** Opening Record extracts block **

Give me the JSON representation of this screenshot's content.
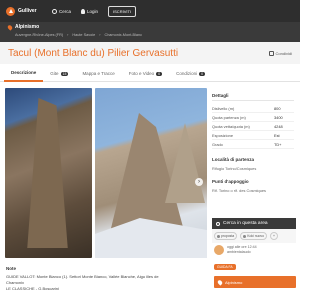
{
  "app": {
    "name": "Gulliver"
  },
  "topnav": {
    "search": "Cerca",
    "login": "Login",
    "signup": "ISCRIVITI"
  },
  "breadcrumb": {
    "section": "Alpinismo",
    "path": [
      "Auvergne-Rhône-Alpes (FR)",
      "Haute Savoie",
      "Chamonix-Mont-Blanc"
    ]
  },
  "page": {
    "title": "Tacul (Mont Blanc du) Pilier Gervasutti",
    "share": "Condividi"
  },
  "tabs": [
    {
      "label": "Descrizione",
      "badge": ""
    },
    {
      "label": "Gite",
      "badge": "15"
    },
    {
      "label": "Mappa e Tracce",
      "badge": ""
    },
    {
      "label": "Foto e Video",
      "badge": "0"
    },
    {
      "label": "Condizioni",
      "badge": "0"
    }
  ],
  "details": {
    "title": "Dettagli",
    "rows": [
      {
        "label": "Dislivello (m)",
        "value": "800"
      },
      {
        "label": "Quota partenza (m)",
        "value": "3400"
      },
      {
        "label": "Quota vetta/quota (m)",
        "value": "4248"
      },
      {
        "label": "Esposizione",
        "value": "Est"
      },
      {
        "label": "Grado",
        "value": "TD+"
      }
    ],
    "start_title": "Località di partenza",
    "start_value": "Rifugio Torino/Cosmiques",
    "support_title": "Punti d'appoggio",
    "support_value": "Rif. Torino o rif. des Cosmiques"
  },
  "nearby": {
    "title": "Cerca in questa area",
    "filters": [
      "proposta",
      "Koki nuovo",
      "+"
    ]
  },
  "recent": {
    "user_meta": "oggi alle ore 12:44",
    "username": "ambientalaudo",
    "badge": "GUIDA FA",
    "route_label": "Alpinismo"
  },
  "notes": {
    "title": "Note",
    "lines": [
      "GUIDE VALLOT: Monte Bianco (1). Settori Monte Bianco, Vallée Blanche, Aigu illes de",
      "Chamonix",
      "LE CLASSICHE - G.Boscarini"
    ]
  },
  "colors": {
    "accent": "#e8702a",
    "topbar": "#2e2e2e",
    "crumbs": "#3a3a3a"
  },
  "icons": {
    "share": "share-icon",
    "search": "search-icon",
    "user": "user-icon",
    "next": "chevron-right-icon"
  }
}
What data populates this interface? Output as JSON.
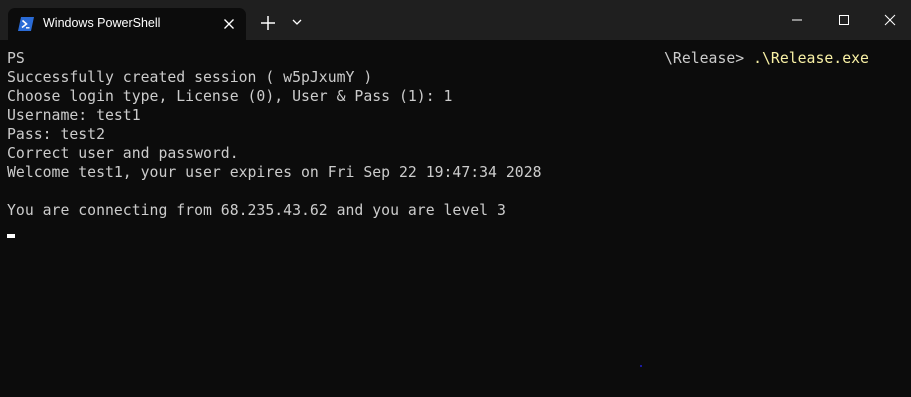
{
  "app": {
    "tab_title": "Windows PowerShell"
  },
  "terminal": {
    "prompt_prefix": "PS",
    "prompt_path": "\\Release>",
    "command": ".\\Release.exe",
    "lines": [
      "Successfully created session ( w5pJxumY )",
      "Choose login type, License (0), User & Pass (1): 1",
      "Username: test1",
      "Pass: test2",
      "Correct user and password.",
      "Welcome test1, your user expires on Fri Sep 22 19:47:34 2028",
      "",
      "You are connecting from 68.235.43.62 and you are level 3"
    ]
  },
  "colors": {
    "background": "#0c0c0c",
    "titlebar": "#1f1f1f",
    "text": "#cccccc",
    "command": "#f9f1a5",
    "powershell_icon": "#2a6bd6"
  },
  "icons": {
    "tab": "powershell-icon",
    "tab_close": "close-icon",
    "new_tab": "plus-icon",
    "dropdown": "chevron-down-icon",
    "minimize": "minimize-icon",
    "maximize": "maximize-icon",
    "close": "close-icon"
  }
}
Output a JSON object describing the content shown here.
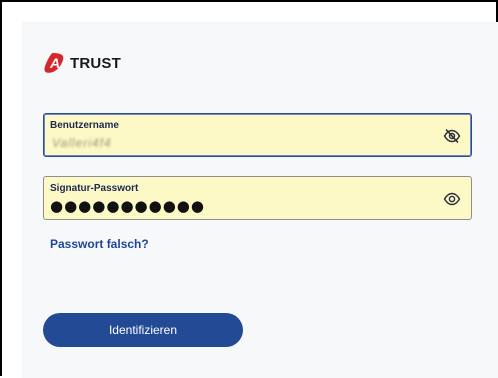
{
  "brand": {
    "logo_text": "TRUST",
    "logo_mark_letter": "A",
    "logo_color": "#d4262b"
  },
  "form": {
    "username": {
      "label": "Benutzername",
      "value_obscured": "Valleri4f4",
      "visibility_icon": "eye-slash-icon"
    },
    "password": {
      "label": "Signatur-Passwort",
      "value": "●●●●●●●●●●●",
      "visibility_icon": "eye-icon"
    },
    "forgot_link": "Passwort falsch?",
    "submit_label": "Identifizieren"
  },
  "colors": {
    "field_background": "#fdf9c6",
    "accent": "#234a95",
    "link": "#1f4699"
  }
}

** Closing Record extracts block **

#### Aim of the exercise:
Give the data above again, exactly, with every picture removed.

#### Exercise response:
Give me the JSON representation of this screenshot's content.
{
  "app": {
    "name": "Gulliver"
  },
  "topnav": {
    "search": "Cerca",
    "login": "Login",
    "signup": "ISCRIVITI"
  },
  "breadcrumb": {
    "section": "Alpinismo",
    "path": [
      "Auvergne-Rhône-Alpes (FR)",
      "Haute Savoie",
      "Chamonix-Mont-Blanc"
    ]
  },
  "page": {
    "title": "Tacul (Mont Blanc du) Pilier Gervasutti",
    "share": "Condividi"
  },
  "tabs": [
    {
      "label": "Descrizione",
      "badge": ""
    },
    {
      "label": "Gite",
      "badge": "15"
    },
    {
      "label": "Mappa e Tracce",
      "badge": ""
    },
    {
      "label": "Foto e Video",
      "badge": "0"
    },
    {
      "label": "Condizioni",
      "badge": "0"
    }
  ],
  "details": {
    "title": "Dettagli",
    "rows": [
      {
        "label": "Dislivello (m)",
        "value": "800"
      },
      {
        "label": "Quota partenza (m)",
        "value": "3400"
      },
      {
        "label": "Quota vetta/quota (m)",
        "value": "4248"
      },
      {
        "label": "Esposizione",
        "value": "Est"
      },
      {
        "label": "Grado",
        "value": "TD+"
      }
    ],
    "start_title": "Località di partenza",
    "start_value": "Rifugio Torino/Cosmiques",
    "support_title": "Punti d'appoggio",
    "support_value": "Rif. Torino o rif. des Cosmiques"
  },
  "nearby": {
    "title": "Cerca in questa area",
    "filters": [
      "proposta",
      "Koki nuovo",
      "+"
    ]
  },
  "recent": {
    "user_meta": "oggi alle ore 12:44",
    "username": "ambientalaudo",
    "badge": "GUIDA FA",
    "route_label": "Alpinismo"
  },
  "notes": {
    "title": "Note",
    "lines": [
      "GUIDE VALLOT: Monte Bianco (1). Settori Monte Bianco, Vallée Blanche, Aigu illes de",
      "Chamonix",
      "LE CLASSICHE - G.Boscarini"
    ]
  },
  "colors": {
    "accent": "#e8702a",
    "topbar": "#2e2e2e",
    "crumbs": "#3a3a3a"
  },
  "icons": {
    "share": "share-icon",
    "search": "search-icon",
    "user": "user-icon",
    "next": "chevron-right-icon"
  }
}
What data populates this interface? Output as JSON.
{
  "app": {
    "tab_title": "Windows PowerShell"
  },
  "terminal": {
    "prompt_prefix": "PS",
    "prompt_path": "\\Release>",
    "command": ".\\Release.exe",
    "lines": [
      "Successfully created session ( w5pJxumY )",
      "Choose login type, License (0), User & Pass (1): 1",
      "Username: test1",
      "Pass: test2",
      "Correct user and password.",
      "Welcome test1, your user expires on Fri Sep 22 19:47:34 2028",
      "",
      "You are connecting from 68.235.43.62 and you are level 3"
    ]
  },
  "colors": {
    "background": "#0c0c0c",
    "titlebar": "#1f1f1f",
    "text": "#cccccc",
    "command": "#f9f1a5",
    "powershell_icon": "#2a6bd6"
  },
  "icons": {
    "tab": "powershell-icon",
    "tab_close": "close-icon",
    "new_tab": "plus-icon",
    "dropdown": "chevron-down-icon",
    "minimize": "minimize-icon",
    "maximize": "maximize-icon",
    "close": "close-icon"
  }
}
Output a JSON object describing the content shown here.
{
  "brand": {
    "logo_text": "TRUST",
    "logo_mark_letter": "A",
    "logo_color": "#d4262b"
  },
  "form": {
    "username": {
      "label": "Benutzername",
      "value_obscured": "Valleri4f4",
      "visibility_icon": "eye-slash-icon"
    },
    "password": {
      "label": "Signatur-Passwort",
      "value": "●●●●●●●●●●●",
      "visibility_icon": "eye-icon"
    },
    "forgot_link": "Passwort falsch?",
    "submit_label": "Identifizieren"
  },
  "colors": {
    "field_background": "#fdf9c6",
    "accent": "#234a95",
    "link": "#1f4699"
  }
}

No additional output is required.